● **MATERIAL FOR THIS TASK**:

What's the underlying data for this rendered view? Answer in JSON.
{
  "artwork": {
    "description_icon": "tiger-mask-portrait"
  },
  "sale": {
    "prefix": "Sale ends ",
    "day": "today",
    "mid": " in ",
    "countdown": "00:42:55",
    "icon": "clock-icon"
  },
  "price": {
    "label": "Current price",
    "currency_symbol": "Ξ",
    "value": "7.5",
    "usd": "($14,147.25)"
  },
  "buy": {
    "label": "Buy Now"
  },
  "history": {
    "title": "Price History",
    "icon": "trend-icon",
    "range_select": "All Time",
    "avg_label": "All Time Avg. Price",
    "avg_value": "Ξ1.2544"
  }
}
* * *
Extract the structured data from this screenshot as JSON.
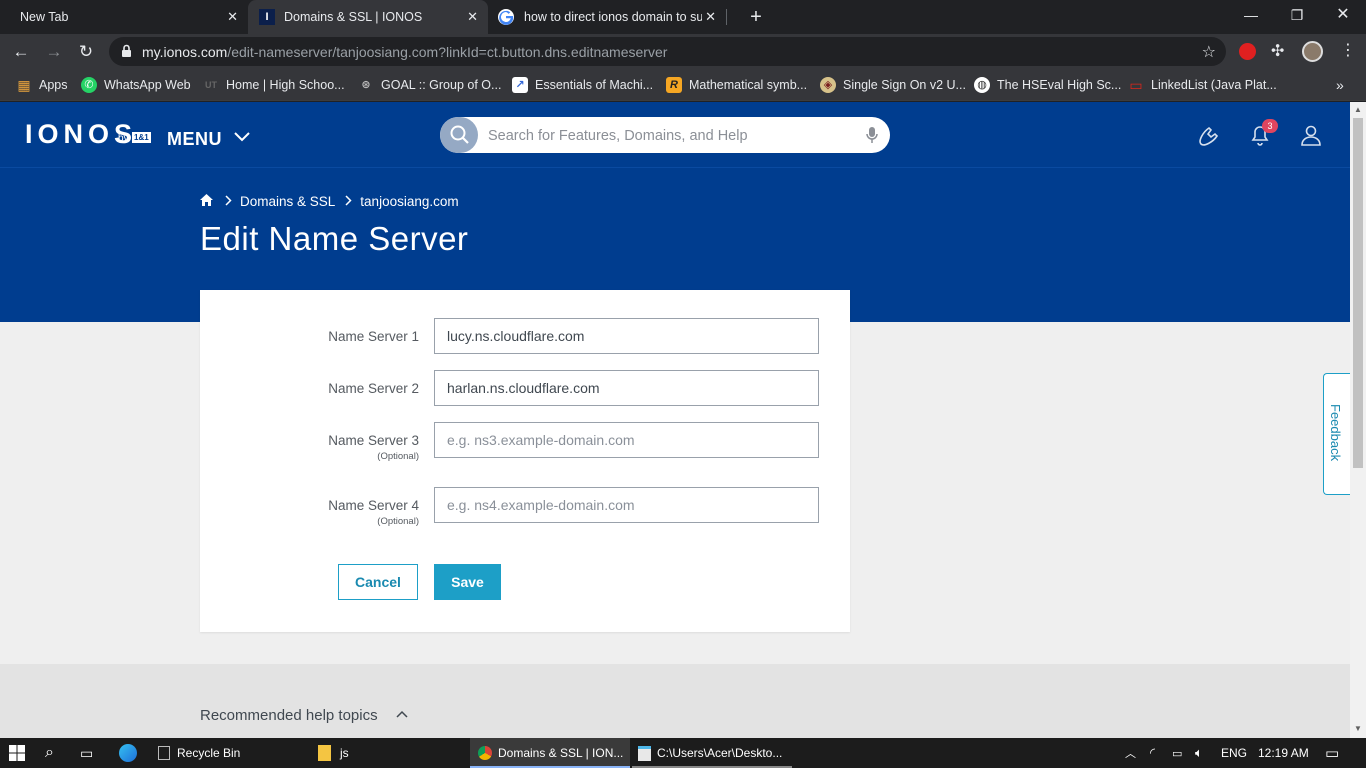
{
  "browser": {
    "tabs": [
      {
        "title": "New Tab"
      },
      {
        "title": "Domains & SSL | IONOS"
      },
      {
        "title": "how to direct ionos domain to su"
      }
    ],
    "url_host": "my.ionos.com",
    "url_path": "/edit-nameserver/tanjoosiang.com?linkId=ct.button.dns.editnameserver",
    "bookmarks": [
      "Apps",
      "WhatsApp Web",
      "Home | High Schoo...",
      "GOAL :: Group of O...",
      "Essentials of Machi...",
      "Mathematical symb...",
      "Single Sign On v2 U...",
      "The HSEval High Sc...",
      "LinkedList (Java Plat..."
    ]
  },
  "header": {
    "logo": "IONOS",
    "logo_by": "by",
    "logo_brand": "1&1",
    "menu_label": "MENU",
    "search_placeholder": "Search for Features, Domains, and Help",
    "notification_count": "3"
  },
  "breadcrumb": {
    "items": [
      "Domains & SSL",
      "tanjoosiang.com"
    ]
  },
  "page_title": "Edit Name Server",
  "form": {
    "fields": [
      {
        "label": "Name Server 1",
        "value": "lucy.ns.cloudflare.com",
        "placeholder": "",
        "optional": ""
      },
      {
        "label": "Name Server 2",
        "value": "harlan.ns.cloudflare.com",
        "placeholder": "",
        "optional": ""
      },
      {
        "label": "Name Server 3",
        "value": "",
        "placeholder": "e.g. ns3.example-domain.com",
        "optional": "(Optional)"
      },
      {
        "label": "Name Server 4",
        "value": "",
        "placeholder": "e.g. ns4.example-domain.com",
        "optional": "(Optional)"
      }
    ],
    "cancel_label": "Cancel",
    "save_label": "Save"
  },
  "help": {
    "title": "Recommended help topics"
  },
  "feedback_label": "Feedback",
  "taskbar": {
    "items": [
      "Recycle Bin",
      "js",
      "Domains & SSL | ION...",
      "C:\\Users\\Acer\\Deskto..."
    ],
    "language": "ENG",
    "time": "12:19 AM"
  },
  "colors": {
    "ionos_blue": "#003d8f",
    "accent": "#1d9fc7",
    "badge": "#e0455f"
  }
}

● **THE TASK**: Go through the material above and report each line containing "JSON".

● **RESULT**:
What's the underlying data for this rendered view? Answer in JSON.
Extract the structured data from this screenshot as JSON.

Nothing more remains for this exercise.